---------- Task material ----------

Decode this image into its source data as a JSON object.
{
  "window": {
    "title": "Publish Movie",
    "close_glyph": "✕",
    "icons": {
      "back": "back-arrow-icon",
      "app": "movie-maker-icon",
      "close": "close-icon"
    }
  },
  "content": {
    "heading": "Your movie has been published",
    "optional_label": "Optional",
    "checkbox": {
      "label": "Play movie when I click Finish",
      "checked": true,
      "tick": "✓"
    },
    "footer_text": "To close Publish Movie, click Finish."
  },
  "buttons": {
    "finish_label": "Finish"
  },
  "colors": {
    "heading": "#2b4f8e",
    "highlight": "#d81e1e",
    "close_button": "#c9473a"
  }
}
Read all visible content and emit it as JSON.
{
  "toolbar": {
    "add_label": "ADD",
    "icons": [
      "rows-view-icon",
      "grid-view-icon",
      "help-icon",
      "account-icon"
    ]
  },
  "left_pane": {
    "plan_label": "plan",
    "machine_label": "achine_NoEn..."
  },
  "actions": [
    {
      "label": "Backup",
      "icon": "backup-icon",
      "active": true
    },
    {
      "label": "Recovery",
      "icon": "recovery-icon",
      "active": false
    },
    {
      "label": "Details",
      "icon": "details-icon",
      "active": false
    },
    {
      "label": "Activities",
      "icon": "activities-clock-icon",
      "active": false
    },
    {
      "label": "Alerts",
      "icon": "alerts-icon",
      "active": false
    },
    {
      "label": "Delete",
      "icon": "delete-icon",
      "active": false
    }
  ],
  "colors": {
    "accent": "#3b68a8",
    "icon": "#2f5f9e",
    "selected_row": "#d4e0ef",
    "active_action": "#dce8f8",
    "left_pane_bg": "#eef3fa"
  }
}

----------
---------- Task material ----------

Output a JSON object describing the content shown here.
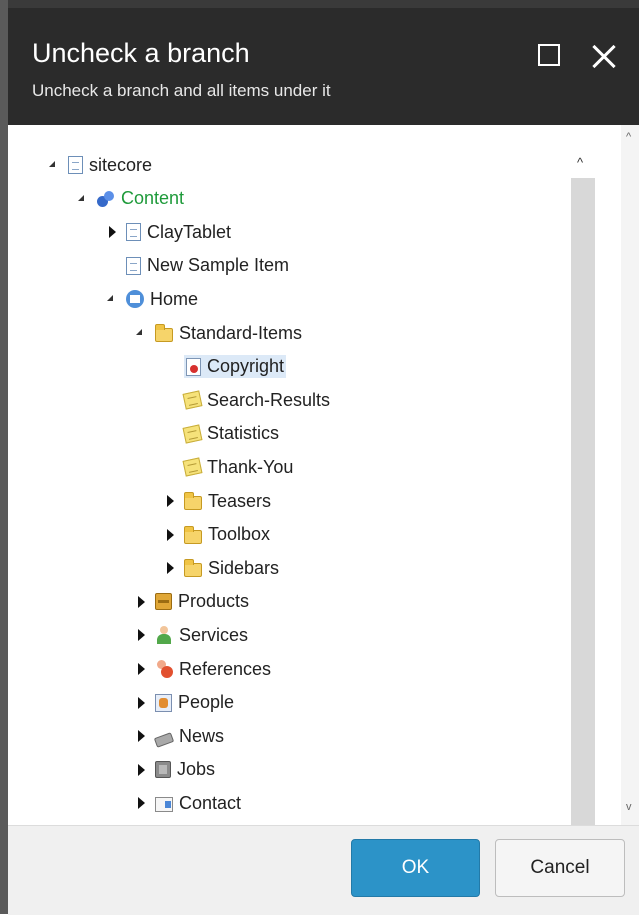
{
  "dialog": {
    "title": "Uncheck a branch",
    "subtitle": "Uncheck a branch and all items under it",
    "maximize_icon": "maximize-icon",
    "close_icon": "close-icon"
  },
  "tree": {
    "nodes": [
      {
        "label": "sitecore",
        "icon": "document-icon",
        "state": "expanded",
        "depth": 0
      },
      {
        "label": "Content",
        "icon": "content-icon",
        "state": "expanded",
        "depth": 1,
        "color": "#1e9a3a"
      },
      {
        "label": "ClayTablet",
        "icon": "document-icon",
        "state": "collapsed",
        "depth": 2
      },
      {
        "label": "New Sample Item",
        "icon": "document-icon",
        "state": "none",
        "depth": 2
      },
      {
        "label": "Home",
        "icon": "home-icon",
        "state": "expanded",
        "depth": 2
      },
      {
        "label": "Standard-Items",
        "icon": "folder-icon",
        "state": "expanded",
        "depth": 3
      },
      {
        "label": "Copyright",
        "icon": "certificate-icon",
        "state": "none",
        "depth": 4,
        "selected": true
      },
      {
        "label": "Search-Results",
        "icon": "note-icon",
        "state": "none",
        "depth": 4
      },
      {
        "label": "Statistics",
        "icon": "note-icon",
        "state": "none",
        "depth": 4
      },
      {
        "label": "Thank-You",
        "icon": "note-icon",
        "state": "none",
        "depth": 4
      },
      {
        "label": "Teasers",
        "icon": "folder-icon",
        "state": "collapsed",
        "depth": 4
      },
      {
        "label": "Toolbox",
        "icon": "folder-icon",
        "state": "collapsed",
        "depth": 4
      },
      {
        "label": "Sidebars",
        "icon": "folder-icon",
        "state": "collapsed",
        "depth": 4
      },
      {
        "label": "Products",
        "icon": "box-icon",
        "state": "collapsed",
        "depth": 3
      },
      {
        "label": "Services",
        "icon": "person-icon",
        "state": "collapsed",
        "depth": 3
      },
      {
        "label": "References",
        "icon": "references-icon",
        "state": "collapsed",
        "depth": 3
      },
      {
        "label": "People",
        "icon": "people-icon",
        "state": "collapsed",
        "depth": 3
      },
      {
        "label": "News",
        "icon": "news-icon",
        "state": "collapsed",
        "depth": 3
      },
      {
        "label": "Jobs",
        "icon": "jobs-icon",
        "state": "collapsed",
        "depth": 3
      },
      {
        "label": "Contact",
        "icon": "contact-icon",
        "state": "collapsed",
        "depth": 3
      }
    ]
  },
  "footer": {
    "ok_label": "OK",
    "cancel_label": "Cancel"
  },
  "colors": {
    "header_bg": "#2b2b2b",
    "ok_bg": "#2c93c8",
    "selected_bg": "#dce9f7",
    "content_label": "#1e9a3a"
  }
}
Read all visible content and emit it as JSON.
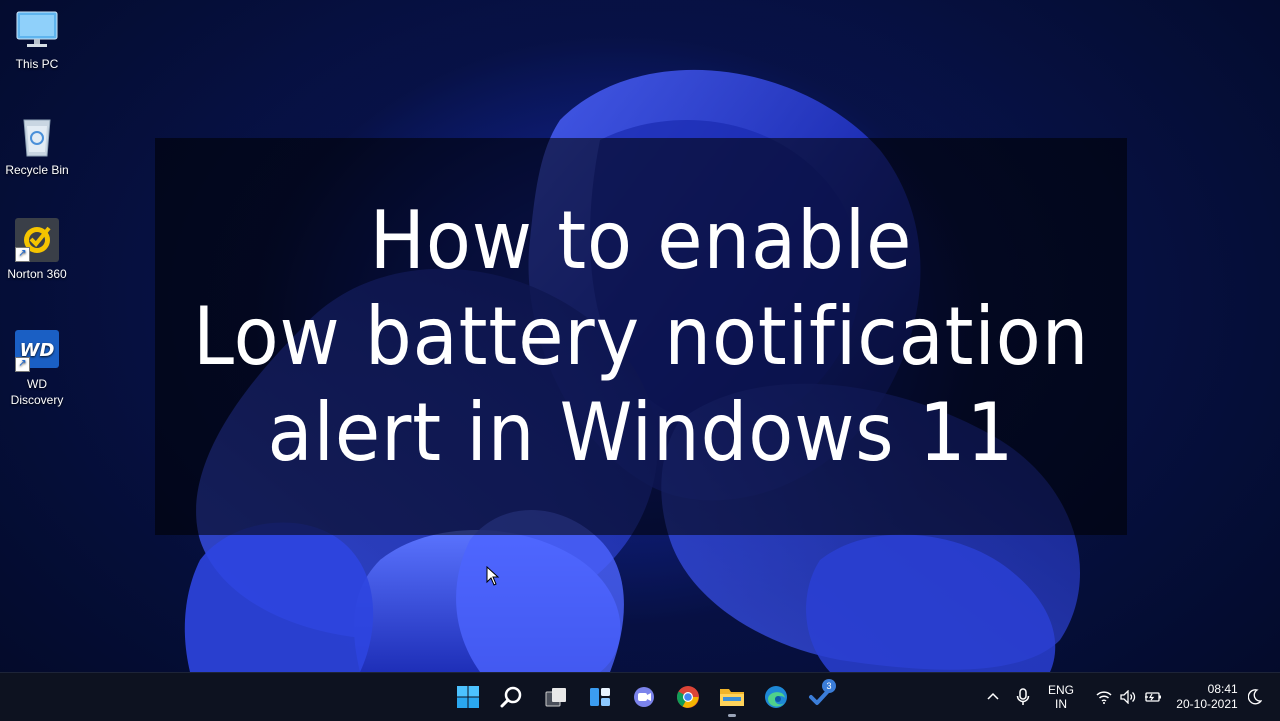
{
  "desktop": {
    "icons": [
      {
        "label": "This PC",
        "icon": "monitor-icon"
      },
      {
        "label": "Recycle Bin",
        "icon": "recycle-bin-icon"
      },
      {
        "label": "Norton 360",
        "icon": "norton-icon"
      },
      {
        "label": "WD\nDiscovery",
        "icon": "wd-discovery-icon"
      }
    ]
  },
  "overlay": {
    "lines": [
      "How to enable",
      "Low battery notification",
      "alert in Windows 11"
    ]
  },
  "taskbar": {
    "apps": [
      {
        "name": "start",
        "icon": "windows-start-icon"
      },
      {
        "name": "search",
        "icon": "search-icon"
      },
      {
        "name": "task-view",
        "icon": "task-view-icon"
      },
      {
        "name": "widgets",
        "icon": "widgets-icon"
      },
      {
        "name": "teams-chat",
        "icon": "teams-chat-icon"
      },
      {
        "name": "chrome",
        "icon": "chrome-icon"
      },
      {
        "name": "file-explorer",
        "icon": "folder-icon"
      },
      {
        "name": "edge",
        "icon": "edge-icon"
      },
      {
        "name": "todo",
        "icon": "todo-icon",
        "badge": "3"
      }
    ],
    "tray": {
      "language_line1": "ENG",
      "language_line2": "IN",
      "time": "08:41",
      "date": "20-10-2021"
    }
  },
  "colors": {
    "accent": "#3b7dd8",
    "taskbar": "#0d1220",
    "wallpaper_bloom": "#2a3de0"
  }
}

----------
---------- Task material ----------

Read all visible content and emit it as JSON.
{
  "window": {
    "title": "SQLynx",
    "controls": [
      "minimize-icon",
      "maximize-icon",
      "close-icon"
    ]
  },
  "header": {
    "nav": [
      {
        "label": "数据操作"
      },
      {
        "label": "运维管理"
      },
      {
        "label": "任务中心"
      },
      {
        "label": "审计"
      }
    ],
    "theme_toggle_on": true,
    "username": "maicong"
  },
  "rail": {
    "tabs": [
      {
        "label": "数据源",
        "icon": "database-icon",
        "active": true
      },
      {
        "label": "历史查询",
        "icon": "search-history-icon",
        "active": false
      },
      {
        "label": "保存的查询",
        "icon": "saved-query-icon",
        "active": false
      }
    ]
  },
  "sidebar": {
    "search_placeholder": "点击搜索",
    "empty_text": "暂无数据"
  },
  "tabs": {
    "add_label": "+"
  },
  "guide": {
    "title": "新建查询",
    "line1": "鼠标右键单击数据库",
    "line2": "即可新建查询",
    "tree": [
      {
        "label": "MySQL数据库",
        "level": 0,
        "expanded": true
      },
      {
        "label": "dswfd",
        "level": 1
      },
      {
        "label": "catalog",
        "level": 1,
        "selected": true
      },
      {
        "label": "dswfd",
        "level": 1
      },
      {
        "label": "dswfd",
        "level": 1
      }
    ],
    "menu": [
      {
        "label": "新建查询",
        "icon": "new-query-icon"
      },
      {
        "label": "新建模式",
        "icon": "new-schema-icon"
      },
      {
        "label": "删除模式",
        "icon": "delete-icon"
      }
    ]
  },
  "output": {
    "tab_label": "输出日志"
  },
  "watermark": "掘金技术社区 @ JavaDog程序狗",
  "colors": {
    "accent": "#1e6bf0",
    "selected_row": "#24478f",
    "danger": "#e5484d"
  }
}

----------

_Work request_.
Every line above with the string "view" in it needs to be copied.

_Answer to the exercise_.
      "rows-view-icon",
      "grid-view-icon",
        "name": "task-view",
        "icon": "task-view-icon"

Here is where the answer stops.